About The Jobs. First, we are parents. Secondly, my husband is also an electrical manufacturing engineer for GM and I am a writer. As parents, we love, teach, nurture, comfort, cook, clean, organize, play, discipline, and help our children explore their world. As a dad, my husband teaches our children how to build model cars and how to launch rockets. He also wakes on Saturdays at 7:00 am to make pancakes and watch movies with them. As a mom, I comfort our children when they’re puking pizza or having nightmares. Also, I host play dates and go on magic quests. At GM, my husband researches and develops advanced technology, parts and processes for passenger cars and trucks. I have written hundreds of new business development proposals as well as copy for marketing materials, which helped small and large business owners gain new clients.
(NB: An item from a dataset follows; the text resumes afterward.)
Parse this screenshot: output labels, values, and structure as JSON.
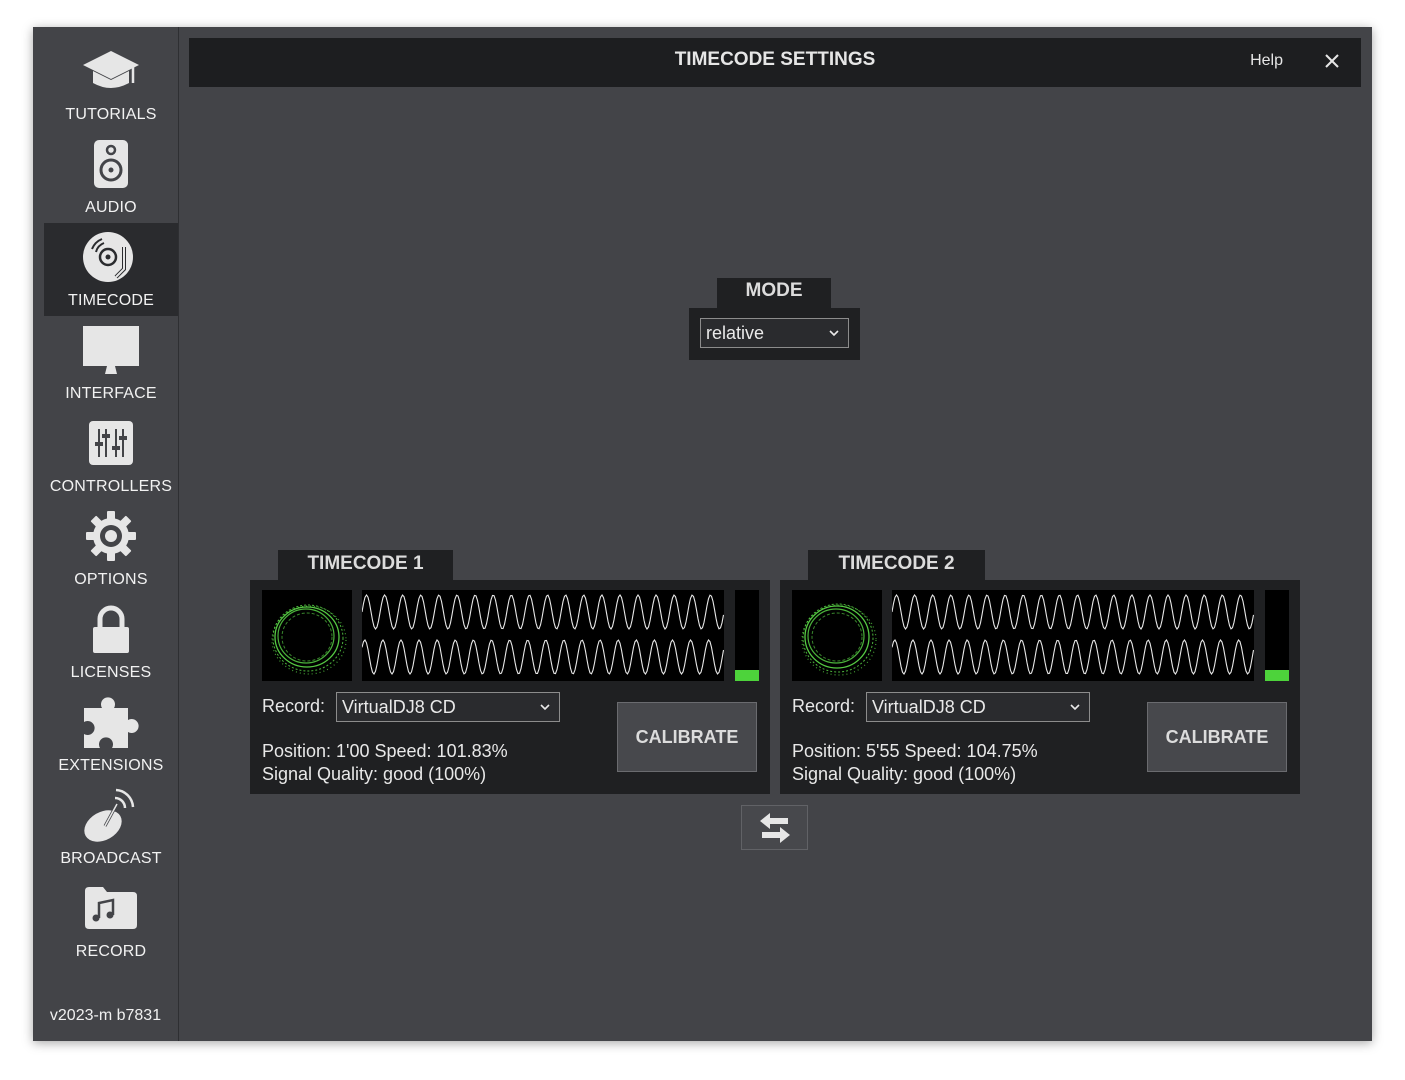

Helping Our Community. As parents, we help our children participate as positive, active, and informed members of our local, state, national and global communities. We do this by encouraging interests, fostering strengths, and practicing what is learned in school. My husband’s contributions at GM help the automaker develop affordable, energy-efficient vehicles to reduce oil dependence and to save the planet. Writing enables me to inform, to advocate, and to share with the goal of helping others.

The Tools. As parents, our tool is a TLC-kit, which is at the ready at ALL times. It contains a phone, calendar, tasty health food, good books, music, toys, a computer, camera, pen, money, car keys, and adventure plans. The tools my husband uses at GM are innovation, a solid work ethic, a love for technology, intelligence, adaptability, eagerness for learning, and top-notch social skills. My writer tools mirror many of those in the TLC-kit; and a brain that does not have an off-switch.


I am thousands of miles away from the devastation and chaos in Japan. It is a beautiful, sunny morning north of the “D”. My children are at school and I have yet to start on my daily to-do list. I keep thinking about Japan. The enormity of the situation there eludes me.

What can I say? There are not any words coming to my head. It’s impossible to know specifically what is being experienced. Can anyone imagine losing it all within a matter of minutes? I can’t. Urban landscapes and seascapes that were once thriving with life and activity are leveled and silenced.

A FB friend shared these NYT photos. I believe these are the best at telling the magnitude of loss in Japan. They capture the fragility of life; and how quickly it can be altered to a unrecognizable scape.

While on a date with my husband Saturday, we discussed earthquake activity in the Midwest portion of the US; and speculated on how unprepared this slice of the world is for a crisis. Just look at what happened in the Gulf leading up to and following Katrina and the BP oil disaster.

What to do? It’s human nature to put off preparing for future crisis situations; especially when my life has not been disrupted. There are so many more immediate “to-do” items competing for my attention. But, I thought Jamie Lee Curtis offered some worthwhile advice in a blog she posted Saturday on the Huffington Post. None of us know when disaster will strike. Wouldn’t it be better to be ready?